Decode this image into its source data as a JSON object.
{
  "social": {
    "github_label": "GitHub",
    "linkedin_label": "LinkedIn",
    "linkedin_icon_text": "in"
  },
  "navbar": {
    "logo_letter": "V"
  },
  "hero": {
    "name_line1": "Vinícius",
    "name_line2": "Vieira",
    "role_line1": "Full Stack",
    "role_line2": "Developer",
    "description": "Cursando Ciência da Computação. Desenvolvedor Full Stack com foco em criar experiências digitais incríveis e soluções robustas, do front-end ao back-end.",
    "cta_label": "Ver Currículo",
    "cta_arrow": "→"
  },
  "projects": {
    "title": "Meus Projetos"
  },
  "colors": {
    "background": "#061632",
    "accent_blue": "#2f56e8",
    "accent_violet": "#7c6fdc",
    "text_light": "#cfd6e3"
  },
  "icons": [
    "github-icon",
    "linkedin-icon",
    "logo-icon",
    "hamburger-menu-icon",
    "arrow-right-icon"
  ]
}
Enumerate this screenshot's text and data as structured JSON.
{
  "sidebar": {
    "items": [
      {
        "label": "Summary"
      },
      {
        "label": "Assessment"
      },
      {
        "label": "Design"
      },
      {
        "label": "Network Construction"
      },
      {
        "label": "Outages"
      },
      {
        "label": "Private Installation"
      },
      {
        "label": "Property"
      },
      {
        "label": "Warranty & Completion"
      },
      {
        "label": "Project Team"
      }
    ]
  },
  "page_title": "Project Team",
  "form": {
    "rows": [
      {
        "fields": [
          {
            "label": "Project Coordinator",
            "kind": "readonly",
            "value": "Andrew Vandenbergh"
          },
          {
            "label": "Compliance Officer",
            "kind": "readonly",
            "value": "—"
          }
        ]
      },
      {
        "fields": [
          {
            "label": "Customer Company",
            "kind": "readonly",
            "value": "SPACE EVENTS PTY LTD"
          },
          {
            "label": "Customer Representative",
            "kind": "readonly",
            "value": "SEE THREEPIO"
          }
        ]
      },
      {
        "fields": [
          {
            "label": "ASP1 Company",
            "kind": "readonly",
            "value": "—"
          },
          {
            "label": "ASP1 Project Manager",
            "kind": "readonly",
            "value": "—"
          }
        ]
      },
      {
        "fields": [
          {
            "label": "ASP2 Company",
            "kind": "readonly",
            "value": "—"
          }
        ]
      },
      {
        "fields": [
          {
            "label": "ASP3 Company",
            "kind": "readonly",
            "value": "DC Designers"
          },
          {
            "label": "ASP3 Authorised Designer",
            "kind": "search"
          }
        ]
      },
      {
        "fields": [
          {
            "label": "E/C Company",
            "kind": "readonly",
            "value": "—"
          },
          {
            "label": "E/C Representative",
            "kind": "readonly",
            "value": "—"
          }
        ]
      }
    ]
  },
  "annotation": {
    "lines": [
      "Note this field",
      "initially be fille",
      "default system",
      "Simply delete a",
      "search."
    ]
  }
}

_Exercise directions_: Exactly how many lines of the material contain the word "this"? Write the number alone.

_Task answer_: 3